YOUR GOAL: Go through the material and pull out every line with the string "count" in it.
+++
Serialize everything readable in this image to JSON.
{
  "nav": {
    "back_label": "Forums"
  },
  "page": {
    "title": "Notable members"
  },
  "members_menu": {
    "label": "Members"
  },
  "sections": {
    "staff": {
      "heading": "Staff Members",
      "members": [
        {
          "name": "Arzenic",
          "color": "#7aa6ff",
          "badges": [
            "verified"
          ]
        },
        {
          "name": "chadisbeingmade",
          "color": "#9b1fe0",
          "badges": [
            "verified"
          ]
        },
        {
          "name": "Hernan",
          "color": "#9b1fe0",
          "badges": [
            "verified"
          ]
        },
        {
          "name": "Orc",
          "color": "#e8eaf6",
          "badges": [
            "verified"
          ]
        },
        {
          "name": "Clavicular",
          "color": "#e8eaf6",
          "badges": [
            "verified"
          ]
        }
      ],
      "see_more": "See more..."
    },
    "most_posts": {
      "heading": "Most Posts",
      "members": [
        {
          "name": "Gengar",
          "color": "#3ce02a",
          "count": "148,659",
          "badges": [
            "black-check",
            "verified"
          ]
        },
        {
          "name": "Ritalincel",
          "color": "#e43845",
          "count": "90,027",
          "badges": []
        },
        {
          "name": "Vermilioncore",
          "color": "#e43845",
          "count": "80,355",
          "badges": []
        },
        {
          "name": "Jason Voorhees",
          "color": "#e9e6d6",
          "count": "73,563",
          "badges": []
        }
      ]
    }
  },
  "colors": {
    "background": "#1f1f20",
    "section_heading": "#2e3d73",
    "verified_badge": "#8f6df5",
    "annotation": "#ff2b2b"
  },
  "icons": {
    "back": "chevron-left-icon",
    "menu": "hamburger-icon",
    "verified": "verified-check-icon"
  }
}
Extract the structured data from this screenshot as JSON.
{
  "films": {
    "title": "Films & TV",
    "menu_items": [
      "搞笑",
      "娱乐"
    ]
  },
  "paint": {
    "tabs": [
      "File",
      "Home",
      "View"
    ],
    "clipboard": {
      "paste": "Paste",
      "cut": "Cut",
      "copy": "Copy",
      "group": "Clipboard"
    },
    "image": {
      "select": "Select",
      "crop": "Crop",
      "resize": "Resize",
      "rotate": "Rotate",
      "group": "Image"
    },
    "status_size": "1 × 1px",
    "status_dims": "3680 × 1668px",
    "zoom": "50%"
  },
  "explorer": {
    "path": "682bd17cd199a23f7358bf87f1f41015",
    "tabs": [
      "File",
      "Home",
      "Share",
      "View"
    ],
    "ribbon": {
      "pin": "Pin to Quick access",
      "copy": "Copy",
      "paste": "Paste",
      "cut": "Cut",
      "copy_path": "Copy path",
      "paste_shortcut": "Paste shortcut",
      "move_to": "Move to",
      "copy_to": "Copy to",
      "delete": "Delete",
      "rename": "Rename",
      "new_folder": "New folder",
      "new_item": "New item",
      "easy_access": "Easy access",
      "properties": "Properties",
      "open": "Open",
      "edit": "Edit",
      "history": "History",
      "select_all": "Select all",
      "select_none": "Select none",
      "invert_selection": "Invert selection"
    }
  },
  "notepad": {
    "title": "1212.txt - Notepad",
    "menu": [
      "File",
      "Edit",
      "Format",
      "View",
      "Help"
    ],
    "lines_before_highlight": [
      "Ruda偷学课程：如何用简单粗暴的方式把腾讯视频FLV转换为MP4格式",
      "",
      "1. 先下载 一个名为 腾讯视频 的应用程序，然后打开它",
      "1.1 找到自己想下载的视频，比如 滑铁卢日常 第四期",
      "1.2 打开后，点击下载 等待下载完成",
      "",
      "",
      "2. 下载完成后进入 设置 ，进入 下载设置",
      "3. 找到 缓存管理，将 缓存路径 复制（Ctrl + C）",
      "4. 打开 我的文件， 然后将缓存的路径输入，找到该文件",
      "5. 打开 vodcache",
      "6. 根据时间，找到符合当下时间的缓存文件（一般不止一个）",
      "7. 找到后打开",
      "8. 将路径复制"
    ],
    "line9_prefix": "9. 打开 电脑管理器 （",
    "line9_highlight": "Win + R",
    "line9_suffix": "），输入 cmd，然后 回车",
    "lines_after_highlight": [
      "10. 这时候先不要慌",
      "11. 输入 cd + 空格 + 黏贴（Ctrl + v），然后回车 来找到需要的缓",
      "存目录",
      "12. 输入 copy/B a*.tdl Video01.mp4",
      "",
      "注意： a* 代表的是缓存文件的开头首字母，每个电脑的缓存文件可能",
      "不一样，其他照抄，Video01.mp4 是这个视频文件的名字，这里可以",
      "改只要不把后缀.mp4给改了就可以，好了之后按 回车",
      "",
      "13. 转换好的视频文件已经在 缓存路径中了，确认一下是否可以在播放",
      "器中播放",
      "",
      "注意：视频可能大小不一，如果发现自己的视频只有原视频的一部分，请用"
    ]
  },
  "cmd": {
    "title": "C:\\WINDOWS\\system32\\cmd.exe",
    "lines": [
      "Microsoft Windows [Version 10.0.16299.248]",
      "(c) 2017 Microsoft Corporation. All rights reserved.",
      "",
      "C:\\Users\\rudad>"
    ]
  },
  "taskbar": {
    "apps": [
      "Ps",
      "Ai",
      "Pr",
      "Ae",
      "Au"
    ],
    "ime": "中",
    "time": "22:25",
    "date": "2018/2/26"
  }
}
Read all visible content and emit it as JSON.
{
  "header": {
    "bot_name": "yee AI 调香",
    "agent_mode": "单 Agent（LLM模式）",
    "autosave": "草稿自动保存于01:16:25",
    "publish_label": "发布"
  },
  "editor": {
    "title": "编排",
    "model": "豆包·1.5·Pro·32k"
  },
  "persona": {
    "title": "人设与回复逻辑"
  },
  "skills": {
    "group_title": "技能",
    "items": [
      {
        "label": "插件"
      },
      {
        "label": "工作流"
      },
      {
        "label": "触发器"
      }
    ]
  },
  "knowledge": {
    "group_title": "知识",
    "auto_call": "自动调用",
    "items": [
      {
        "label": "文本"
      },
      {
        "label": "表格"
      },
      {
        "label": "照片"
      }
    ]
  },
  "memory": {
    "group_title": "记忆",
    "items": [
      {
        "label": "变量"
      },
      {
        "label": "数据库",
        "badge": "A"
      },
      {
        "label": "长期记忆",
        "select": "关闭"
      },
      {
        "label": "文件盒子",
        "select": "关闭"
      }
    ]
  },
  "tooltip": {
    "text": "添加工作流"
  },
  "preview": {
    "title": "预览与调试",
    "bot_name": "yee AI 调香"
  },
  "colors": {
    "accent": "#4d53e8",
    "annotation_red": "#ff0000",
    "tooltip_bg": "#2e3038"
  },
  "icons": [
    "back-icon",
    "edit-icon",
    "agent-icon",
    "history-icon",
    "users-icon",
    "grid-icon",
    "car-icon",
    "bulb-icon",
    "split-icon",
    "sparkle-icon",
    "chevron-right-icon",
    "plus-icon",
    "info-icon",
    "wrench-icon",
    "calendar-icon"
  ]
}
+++
REPLY:
          "count": "148,659",
          "count": "90,027",
          "count": "80,355",
          "count": "73,563",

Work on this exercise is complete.